I don’t think that too many people are actually cross-shopping between Audi, BMW and Mercedes, things are much too tribal for that these days. Choosing between these brands is more often than not just down to a personal preference that is difficult to quantify, but is often most visible in places like YouTube where ’fanboys’ will go back and forth endlessly bashing the other teams. Each car has its strong points and whichever are more important to you will be the deciding factor. In the case of the RS5, the composure of the chassis in even the worst conditions and the fantastic interior are very high on my list of priorities for a car that I would use in Moscow on a daily basis. Sure, I could choose to be stuck in traffic in a regular A5 2.0 TFSI instead and life wouldn’t be all that different. But cars like the RS5 simply soothe the soul of a car enthusiast, somehow or other. Having huge reserves of power, gigantic brakes and aggressive exterior styling is just the kind of thing that makes life worth living for some of us.
And my word, doesn’t the RS5 look good. The carbon fiber strip on the side is a very nice touch, and so is the little carbon lip on the trunk lid and front splitter. Audi always makes carbon look fantastic. The overall design of the car is just on the right side of menacing, with a classy twist, and there’s little chance anyone will mistake this for a regular A5. I suppose the elephant in the room, if there is one, has to be the new RS4. With the same powertrain as the RS5, it offers very nearly equal performance but in a more practical, family friendly even, package. The character of the new engine and gearbox probably suit a model like the RS4 even better than they do the RS5, and luxuriously fast turbocharged estate cars with all-wheel-drive is pretty much a category that Audi invented. Even so, for those of us who don’t really need four doors or a lot of luggage space, the RS5 is just too good looking to ignore. It has its distinct place in the world and it occupies it with full confidence.

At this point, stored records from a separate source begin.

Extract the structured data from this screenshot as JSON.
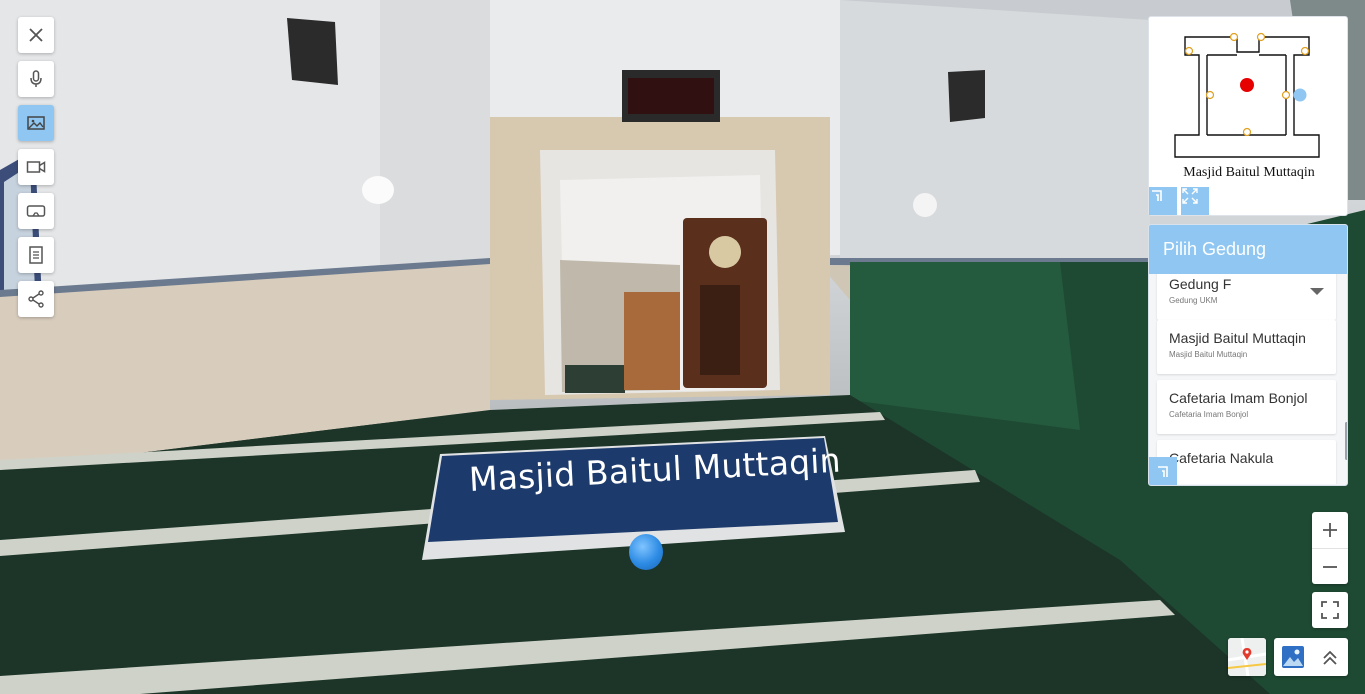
{
  "scene": {
    "label": "Masjid Baitul Muttaqin"
  },
  "toolbar": {
    "buttons": [
      {
        "icon": "close-icon"
      },
      {
        "icon": "microphone-icon"
      },
      {
        "icon": "image-icon",
        "active": true
      },
      {
        "icon": "video-icon"
      },
      {
        "icon": "vr-headset-icon"
      },
      {
        "icon": "document-icon"
      },
      {
        "icon": "share-icon"
      }
    ]
  },
  "minimap": {
    "caption": "Masjid Baitul Muttaqin"
  },
  "panel": {
    "title": "Pilih Gedung",
    "items": [
      {
        "title": "Gedung F",
        "subtitle": "Gedung UKM"
      },
      {
        "title": "Masjid Baitul Muttaqin",
        "subtitle": "Masjid Baitul Muttaqin"
      },
      {
        "title": "Cafetaria Imam Bonjol",
        "subtitle": "Cafetaria Imam Bonjol"
      },
      {
        "title": "Cafetaria Nakula",
        "subtitle": ""
      }
    ]
  },
  "colors": {
    "accent": "#8fc7f2",
    "label_bg": "#1c3a6b",
    "carpet": "#1f3a2d"
  }
}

Which makes it very easy to love and appreciate. Just, if it’s not too much to ask, give us those cheeky old RS wheel arches back, Mr. Audi. I thank you in advance.